Further development of the G.M. Hive 2001-2003

The principle of containing the brood nest of a colony within a volume 9" square and 18" deep as a method of controlling varroa mite reproduction has already been evaluated in the "Varroa Experiment" A method of containing the brood nest of a colony within this volume by the use of queen excluder has also been documented in "The Development of the GM Hive".

Photo 1
Photo 1

This report is a continuation of that development. A swarm was placed in a "GM" hive on the 21st June 2001 and its progress recorded by taking weekly varroa drop readings and photographs of the comb development.

The object of the experiment was to see whether bees would store honey in frames suspended either side of the queen excluder cage when housed within a conventional hive body.

Photo 2
Photo 2

As one might expect the colony filled the 9"x 9"x 18" cage during 2001 and successfully survived the winter to commence 2002 in good health. (Photo No1, showing the cage removed from the hive, refers)

Photo 3
Photo 3

During 2002 the colony expanded into the 6" space below the entrance (Photos 2 and 3 refer) before deciding to draw out and fill the back to back frames hung outside the queen excluder cage. (Photo No4 refers).

Photo 4
Photo 4

The colony swarmed on the 19th June 2002.
Unfortunately these bees built downward until they met the floor before expanding outside the constraints imposed by the cage. This is a pity because maintenance of the 6" space between the underside of the comb and the floor may be of some importance. One difficulty of housing bees in HT and GM hives is their life expectancy.
The actual duration of feral colonies is difficult to ascertain as bees will hang about an abandoned nest until it is eventually recolonized.

The life history of swarms housed in HT and GM hives since 1997 is shown in Fig 1.
None of the colonies perished due to varroa infestation but as no treatment of any sort had been given, such periods of existence question the validity of such apicultural management. Back in the 1850s the reduction of the size of bees reared in very old comb was considered to be significant and undesirable due to the reduction of stamina and carrying capacity. They were considered to be dwarfs and unproductive. Swarms from very old stock and bred in contracted cells were generally found to be of small size and insignificant in numbers. Skep housed bees were observed to become small and unproductive in as little as 3 years.
One method to overcome this was to cut out half of the comb one year and the remainder the next. One stock treated in this manner is said to have been kept for 60 years. (Source-Beekeeping New and Old)

Duration of Colony Life 1997 to 2004
Fig 1. Duration of Colony Life 1997 to 2004

The production of natural comb in quantity each year therefore may be a requirement for healthy bees and was lost when moveable frame hives were introduced.

Awareness of bee diseases also increased at this time. Although the queen excluder cage system within a conventional hive worked with a certain amount of success, close observation of the brood comb was not possible and the yield would always be low.

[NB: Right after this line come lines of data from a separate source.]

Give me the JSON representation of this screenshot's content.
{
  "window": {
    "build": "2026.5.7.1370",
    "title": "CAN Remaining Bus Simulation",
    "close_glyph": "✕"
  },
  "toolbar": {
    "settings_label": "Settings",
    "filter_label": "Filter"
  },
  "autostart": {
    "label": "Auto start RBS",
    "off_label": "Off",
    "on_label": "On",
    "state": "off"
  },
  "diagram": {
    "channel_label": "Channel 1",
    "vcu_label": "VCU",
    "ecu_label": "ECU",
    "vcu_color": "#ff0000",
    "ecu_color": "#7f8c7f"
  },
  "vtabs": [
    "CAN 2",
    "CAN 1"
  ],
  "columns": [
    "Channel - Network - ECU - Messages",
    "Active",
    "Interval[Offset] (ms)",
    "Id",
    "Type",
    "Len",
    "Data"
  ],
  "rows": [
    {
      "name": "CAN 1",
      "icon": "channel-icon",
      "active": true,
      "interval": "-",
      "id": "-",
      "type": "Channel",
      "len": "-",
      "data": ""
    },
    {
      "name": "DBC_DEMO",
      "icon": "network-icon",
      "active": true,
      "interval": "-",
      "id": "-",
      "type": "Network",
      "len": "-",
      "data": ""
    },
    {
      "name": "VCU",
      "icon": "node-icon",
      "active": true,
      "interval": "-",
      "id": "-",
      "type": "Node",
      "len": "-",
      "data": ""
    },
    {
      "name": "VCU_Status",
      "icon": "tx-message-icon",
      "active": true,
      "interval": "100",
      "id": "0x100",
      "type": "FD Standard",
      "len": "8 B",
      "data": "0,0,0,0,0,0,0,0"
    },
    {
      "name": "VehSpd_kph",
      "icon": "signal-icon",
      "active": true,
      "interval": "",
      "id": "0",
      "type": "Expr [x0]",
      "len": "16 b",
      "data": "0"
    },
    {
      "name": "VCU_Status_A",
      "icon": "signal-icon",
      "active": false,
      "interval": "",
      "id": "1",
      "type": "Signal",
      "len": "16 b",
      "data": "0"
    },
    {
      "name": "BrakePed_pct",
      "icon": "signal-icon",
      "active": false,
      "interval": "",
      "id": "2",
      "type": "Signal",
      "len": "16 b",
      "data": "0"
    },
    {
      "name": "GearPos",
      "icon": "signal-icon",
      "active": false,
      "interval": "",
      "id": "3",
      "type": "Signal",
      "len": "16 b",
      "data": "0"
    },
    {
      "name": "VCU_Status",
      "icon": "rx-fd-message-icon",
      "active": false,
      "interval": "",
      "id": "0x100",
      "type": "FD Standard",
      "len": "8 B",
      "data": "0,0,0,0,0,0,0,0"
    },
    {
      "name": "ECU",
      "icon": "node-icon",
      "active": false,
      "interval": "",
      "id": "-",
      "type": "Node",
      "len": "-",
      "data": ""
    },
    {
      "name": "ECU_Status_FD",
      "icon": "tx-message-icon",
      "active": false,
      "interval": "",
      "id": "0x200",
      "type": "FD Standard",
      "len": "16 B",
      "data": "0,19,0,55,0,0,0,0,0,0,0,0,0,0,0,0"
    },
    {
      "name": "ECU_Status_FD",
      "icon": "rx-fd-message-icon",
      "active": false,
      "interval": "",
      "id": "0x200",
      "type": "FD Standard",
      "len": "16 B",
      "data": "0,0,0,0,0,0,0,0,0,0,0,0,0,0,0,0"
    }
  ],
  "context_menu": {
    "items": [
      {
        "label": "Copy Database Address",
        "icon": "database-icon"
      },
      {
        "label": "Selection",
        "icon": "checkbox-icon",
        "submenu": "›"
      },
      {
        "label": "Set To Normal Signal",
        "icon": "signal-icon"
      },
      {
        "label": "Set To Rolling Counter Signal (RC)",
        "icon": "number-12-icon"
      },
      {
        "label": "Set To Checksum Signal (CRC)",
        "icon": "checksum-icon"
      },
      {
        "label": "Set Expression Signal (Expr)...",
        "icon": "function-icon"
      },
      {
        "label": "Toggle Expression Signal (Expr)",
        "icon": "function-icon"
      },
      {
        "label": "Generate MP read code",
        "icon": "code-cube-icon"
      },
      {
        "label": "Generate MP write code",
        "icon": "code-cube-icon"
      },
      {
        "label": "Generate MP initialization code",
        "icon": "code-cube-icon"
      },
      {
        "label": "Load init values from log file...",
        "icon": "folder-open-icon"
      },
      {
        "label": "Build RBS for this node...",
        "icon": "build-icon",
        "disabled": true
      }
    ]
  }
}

No matter, the brood nest shape, the position of the entrance, the sizeable gap beneath the comb, the use of natural comb, produces healthy and disease free bees, or as the disease testing man puts it "The sample that you sent me was free of etc, etc". So, let us proceed in an even more simplistic manner. We will harvest only natural comb and adopt a system of renewing the brood comb each year to increase colony life expectancy, make inspection for AFB and EFB unnecessary and allow bees the opportunity of containing all those other diseases by providing them with a stress free environment.

An idealistic world? - not at all, the system is currently under evaluation, it even has a name, "Biannual Beekeeping". This form of apicultural management avoids the cost of medication, the need for elaborate equipment and provides cut comb.

Beekeeping could once again become a profitable and a pleasant pastime. Needless to say a report on "Biannual Beekeeping" will be made available in due course.

Copyright 2003 Ian Rumsey ianrumsey@hotmail.com